[Items listed in a dataset]
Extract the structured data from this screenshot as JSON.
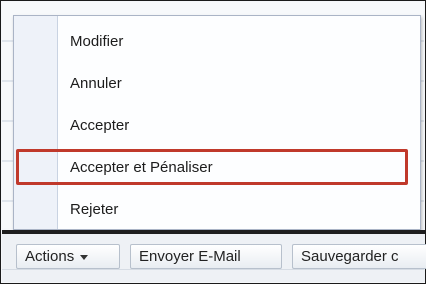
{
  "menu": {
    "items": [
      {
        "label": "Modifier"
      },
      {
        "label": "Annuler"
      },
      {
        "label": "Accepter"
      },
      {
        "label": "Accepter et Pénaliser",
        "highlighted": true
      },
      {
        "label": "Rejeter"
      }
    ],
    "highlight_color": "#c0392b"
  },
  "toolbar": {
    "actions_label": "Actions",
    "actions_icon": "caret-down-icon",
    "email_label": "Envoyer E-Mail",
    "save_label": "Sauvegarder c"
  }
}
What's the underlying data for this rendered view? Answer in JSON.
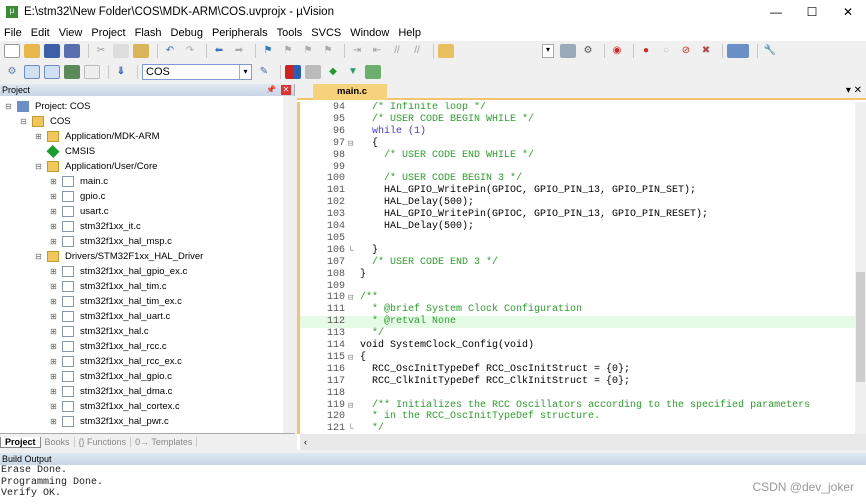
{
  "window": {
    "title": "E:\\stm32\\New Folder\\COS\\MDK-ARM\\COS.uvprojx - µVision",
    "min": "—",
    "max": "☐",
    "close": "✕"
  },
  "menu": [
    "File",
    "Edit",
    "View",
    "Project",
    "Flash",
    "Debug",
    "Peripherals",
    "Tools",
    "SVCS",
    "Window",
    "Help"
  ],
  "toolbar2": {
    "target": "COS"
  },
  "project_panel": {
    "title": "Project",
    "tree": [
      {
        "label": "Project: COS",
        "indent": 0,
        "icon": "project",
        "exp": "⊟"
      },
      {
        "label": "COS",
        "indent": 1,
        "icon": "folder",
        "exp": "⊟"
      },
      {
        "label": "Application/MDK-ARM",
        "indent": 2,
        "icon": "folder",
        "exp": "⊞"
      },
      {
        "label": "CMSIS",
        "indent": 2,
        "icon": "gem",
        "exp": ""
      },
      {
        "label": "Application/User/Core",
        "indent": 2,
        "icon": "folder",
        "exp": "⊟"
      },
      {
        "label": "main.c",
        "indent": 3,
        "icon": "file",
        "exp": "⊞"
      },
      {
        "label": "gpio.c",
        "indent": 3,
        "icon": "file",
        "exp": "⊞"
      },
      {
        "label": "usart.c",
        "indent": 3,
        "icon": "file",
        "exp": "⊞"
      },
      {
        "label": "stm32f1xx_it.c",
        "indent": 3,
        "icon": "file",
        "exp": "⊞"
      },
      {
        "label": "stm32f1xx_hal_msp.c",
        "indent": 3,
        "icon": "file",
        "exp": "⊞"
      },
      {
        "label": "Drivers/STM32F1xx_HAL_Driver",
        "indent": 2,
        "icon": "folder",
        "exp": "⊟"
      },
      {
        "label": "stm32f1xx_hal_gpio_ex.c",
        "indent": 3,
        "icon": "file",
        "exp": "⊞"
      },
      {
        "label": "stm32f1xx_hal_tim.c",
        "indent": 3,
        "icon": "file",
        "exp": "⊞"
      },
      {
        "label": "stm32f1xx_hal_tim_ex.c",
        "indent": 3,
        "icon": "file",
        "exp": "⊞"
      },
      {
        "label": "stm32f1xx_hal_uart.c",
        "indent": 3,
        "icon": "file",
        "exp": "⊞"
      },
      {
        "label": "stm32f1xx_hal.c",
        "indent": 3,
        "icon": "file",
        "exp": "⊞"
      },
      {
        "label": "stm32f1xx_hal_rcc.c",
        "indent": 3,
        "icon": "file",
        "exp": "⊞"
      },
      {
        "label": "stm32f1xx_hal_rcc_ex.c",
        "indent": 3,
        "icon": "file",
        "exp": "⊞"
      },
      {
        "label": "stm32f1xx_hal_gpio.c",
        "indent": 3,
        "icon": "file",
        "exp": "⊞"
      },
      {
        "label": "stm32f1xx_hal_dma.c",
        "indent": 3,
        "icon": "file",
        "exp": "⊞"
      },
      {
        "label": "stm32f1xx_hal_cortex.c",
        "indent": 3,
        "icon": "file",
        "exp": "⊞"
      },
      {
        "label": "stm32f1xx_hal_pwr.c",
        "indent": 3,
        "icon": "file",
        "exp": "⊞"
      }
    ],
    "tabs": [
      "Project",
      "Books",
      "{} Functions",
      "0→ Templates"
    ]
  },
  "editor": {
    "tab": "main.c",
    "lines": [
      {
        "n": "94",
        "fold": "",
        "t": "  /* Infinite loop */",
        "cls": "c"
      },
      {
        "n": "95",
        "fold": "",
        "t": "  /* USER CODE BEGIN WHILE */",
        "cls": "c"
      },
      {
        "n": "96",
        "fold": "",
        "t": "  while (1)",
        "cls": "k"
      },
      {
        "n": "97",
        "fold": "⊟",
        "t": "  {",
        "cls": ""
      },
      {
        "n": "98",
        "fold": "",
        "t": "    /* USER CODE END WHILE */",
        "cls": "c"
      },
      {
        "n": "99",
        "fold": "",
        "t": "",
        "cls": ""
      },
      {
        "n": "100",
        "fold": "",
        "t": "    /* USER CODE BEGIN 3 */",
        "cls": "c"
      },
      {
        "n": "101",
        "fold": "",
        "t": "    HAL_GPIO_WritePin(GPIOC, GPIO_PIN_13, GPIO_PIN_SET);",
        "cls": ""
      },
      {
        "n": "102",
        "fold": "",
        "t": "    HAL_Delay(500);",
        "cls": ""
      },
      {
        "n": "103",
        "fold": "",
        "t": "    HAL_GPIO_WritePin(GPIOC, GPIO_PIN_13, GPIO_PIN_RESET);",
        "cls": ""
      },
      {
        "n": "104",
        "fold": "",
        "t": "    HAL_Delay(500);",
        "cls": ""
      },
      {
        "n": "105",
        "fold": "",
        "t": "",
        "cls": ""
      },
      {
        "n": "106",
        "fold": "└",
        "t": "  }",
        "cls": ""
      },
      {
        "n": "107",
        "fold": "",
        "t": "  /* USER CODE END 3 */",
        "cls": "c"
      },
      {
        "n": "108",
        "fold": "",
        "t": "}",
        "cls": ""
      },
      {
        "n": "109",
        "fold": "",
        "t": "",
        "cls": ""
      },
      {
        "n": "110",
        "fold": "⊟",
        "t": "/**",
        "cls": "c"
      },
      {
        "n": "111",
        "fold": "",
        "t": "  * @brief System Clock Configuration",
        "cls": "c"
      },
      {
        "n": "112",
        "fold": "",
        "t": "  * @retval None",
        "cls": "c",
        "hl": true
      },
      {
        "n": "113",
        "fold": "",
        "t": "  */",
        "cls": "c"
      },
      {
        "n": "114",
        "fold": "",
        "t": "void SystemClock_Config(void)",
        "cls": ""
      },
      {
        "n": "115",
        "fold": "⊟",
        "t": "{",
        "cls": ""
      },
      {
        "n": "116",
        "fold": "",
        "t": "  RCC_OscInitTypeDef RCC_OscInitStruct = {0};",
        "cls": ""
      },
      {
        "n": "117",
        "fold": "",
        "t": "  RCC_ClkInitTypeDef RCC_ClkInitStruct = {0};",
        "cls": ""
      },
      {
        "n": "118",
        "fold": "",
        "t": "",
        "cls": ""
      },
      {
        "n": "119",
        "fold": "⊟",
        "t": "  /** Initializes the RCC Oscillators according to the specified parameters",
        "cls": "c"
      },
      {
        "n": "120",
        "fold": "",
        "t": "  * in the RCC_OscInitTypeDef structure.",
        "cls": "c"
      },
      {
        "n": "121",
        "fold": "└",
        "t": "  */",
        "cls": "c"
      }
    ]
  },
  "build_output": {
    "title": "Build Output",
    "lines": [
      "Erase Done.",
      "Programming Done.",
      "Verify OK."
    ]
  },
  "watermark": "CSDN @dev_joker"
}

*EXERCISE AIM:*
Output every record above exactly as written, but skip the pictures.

*RESPONSE TO THE EXERCISE:*
Extract the structured data from this screenshot as JSON.
{
  "menu": {
    "items": [
      {
        "label": "Modifier"
      },
      {
        "label": "Annuler"
      },
      {
        "label": "Accepter"
      },
      {
        "label": "Accepter et Pénaliser",
        "highlighted": true
      },
      {
        "label": "Rejeter"
      }
    ],
    "highlight_color": "#c0392b"
  },
  "toolbar": {
    "actions_label": "Actions",
    "actions_icon": "caret-down-icon",
    "email_label": "Envoyer E-Mail",
    "save_label": "Sauvegarder c"
  }
}
What's the underlying data for this rendered view? Answer in JSON.
{
  "window": {
    "title": "E:\\stm32\\New Folder\\COS\\MDK-ARM\\COS.uvprojx - µVision",
    "min": "—",
    "max": "☐",
    "close": "✕"
  },
  "menu": [
    "File",
    "Edit",
    "View",
    "Project",
    "Flash",
    "Debug",
    "Peripherals",
    "Tools",
    "SVCS",
    "Window",
    "Help"
  ],
  "toolbar2": {
    "target": "COS"
  },
  "project_panel": {
    "title": "Project",
    "tree": [
      {
        "label": "Project: COS",
        "indent": 0,
        "icon": "project",
        "exp": "⊟"
      },
      {
        "label": "COS",
        "indent": 1,
        "icon": "folder",
        "exp": "⊟"
      },
      {
        "label": "Application/MDK-ARM",
        "indent": 2,
        "icon": "folder",
        "exp": "⊞"
      },
      {
        "label": "CMSIS",
        "indent": 2,
        "icon": "gem",
        "exp": ""
      },
      {
        "label": "Application/User/Core",
        "indent": 2,
        "icon": "folder",
        "exp": "⊟"
      },
      {
        "label": "main.c",
        "indent": 3,
        "icon": "file",
        "exp": "⊞"
      },
      {
        "label": "gpio.c",
        "indent": 3,
        "icon": "file",
        "exp": "⊞"
      },
      {
        "label": "usart.c",
        "indent": 3,
        "icon": "file",
        "exp": "⊞"
      },
      {
        "label": "stm32f1xx_it.c",
        "indent": 3,
        "icon": "file",
        "exp": "⊞"
      },
      {
        "label": "stm32f1xx_hal_msp.c",
        "indent": 3,
        "icon": "file",
        "exp": "⊞"
      },
      {
        "label": "Drivers/STM32F1xx_HAL_Driver",
        "indent": 2,
        "icon": "folder",
        "exp": "⊟"
      },
      {
        "label": "stm32f1xx_hal_gpio_ex.c",
        "indent": 3,
        "icon": "file",
        "exp": "⊞"
      },
      {
        "label": "stm32f1xx_hal_tim.c",
        "indent": 3,
        "icon": "file",
        "exp": "⊞"
      },
      {
        "label": "stm32f1xx_hal_tim_ex.c",
        "indent": 3,
        "icon": "file",
        "exp": "⊞"
      },
      {
        "label": "stm32f1xx_hal_uart.c",
        "indent": 3,
        "icon": "file",
        "exp": "⊞"
      },
      {
        "label": "stm32f1xx_hal.c",
        "indent": 3,
        "icon": "file",
        "exp": "⊞"
      },
      {
        "label": "stm32f1xx_hal_rcc.c",
        "indent": 3,
        "icon": "file",
        "exp": "⊞"
      },
      {
        "label": "stm32f1xx_hal_rcc_ex.c",
        "indent": 3,
        "icon": "file",
        "exp": "⊞"
      },
      {
        "label": "stm32f1xx_hal_gpio.c",
        "indent": 3,
        "icon": "file",
        "exp": "⊞"
      },
      {
        "label": "stm32f1xx_hal_dma.c",
        "indent": 3,
        "icon": "file",
        "exp": "⊞"
      },
      {
        "label": "stm32f1xx_hal_cortex.c",
        "indent": 3,
        "icon": "file",
        "exp": "⊞"
      },
      {
        "label": "stm32f1xx_hal_pwr.c",
        "indent": 3,
        "icon": "file",
        "exp": "⊞"
      }
    ],
    "tabs": [
      "Project",
      "Books",
      "{} Functions",
      "0→ Templates"
    ]
  },
  "editor": {
    "tab": "main.c",
    "lines": [
      {
        "n": "94",
        "fold": "",
        "t": "  /* Infinite loop */",
        "cls": "c"
      },
      {
        "n": "95",
        "fold": "",
        "t": "  /* USER CODE BEGIN WHILE */",
        "cls": "c"
      },
      {
        "n": "96",
        "fold": "",
        "t": "  while (1)",
        "cls": "k"
      },
      {
        "n": "97",
        "fold": "⊟",
        "t": "  {",
        "cls": ""
      },
      {
        "n": "98",
        "fold": "",
        "t": "    /* USER CODE END WHILE */",
        "cls": "c"
      },
      {
        "n": "99",
        "fold": "",
        "t": "",
        "cls": ""
      },
      {
        "n": "100",
        "fold": "",
        "t": "    /* USER CODE BEGIN 3 */",
        "cls": "c"
      },
      {
        "n": "101",
        "fold": "",
        "t": "    HAL_GPIO_WritePin(GPIOC, GPIO_PIN_13, GPIO_PIN_SET);",
        "cls": ""
      },
      {
        "n": "102",
        "fold": "",
        "t": "    HAL_Delay(500);",
        "cls": ""
      },
      {
        "n": "103",
        "fold": "",
        "t": "    HAL_GPIO_WritePin(GPIOC, GPIO_PIN_13, GPIO_PIN_RESET);",
        "cls": ""
      },
      {
        "n": "104",
        "fold": "",
        "t": "    HAL_Delay(500);",
        "cls": ""
      },
      {
        "n": "105",
        "fold": "",
        "t": "",
        "cls": ""
      },
      {
        "n": "106",
        "fold": "└",
        "t": "  }",
        "cls": ""
      },
      {
        "n": "107",
        "fold": "",
        "t": "  /* USER CODE END 3 */",
        "cls": "c"
      },
      {
        "n": "108",
        "fold": "",
        "t": "}",
        "cls": ""
      },
      {
        "n": "109",
        "fold": "",
        "t": "",
        "cls": ""
      },
      {
        "n": "110",
        "fold": "⊟",
        "t": "/**",
        "cls": "c"
      },
      {
        "n": "111",
        "fold": "",
        "t": "  * @brief System Clock Configuration",
        "cls": "c"
      },
      {
        "n": "112",
        "fold": "",
        "t": "  * @retval None",
        "cls": "c",
        "hl": true
      },
      {
        "n": "113",
        "fold": "",
        "t": "  */",
        "cls": "c"
      },
      {
        "n": "114",
        "fold": "",
        "t": "void SystemClock_Config(void)",
        "cls": ""
      },
      {
        "n": "115",
        "fold": "⊟",
        "t": "{",
        "cls": ""
      },
      {
        "n": "116",
        "fold": "",
        "t": "  RCC_OscInitTypeDef RCC_OscInitStruct = {0};",
        "cls": ""
      },
      {
        "n": "117",
        "fold": "",
        "t": "  RCC_ClkInitTypeDef RCC_ClkInitStruct = {0};",
        "cls": ""
      },
      {
        "n": "118",
        "fold": "",
        "t": "",
        "cls": ""
      },
      {
        "n": "119",
        "fold": "⊟",
        "t": "  /** Initializes the RCC Oscillators according to the specified parameters",
        "cls": "c"
      },
      {
        "n": "120",
        "fold": "",
        "t": "  * in the RCC_OscInitTypeDef structure.",
        "cls": "c"
      },
      {
        "n": "121",
        "fold": "└",
        "t": "  */",
        "cls": "c"
      }
    ]
  },
  "build_output": {
    "title": "Build Output",
    "lines": [
      "Erase Done.",
      "Programming Done.",
      "Verify OK."
    ]
  },
  "watermark": "CSDN @dev_joker"
}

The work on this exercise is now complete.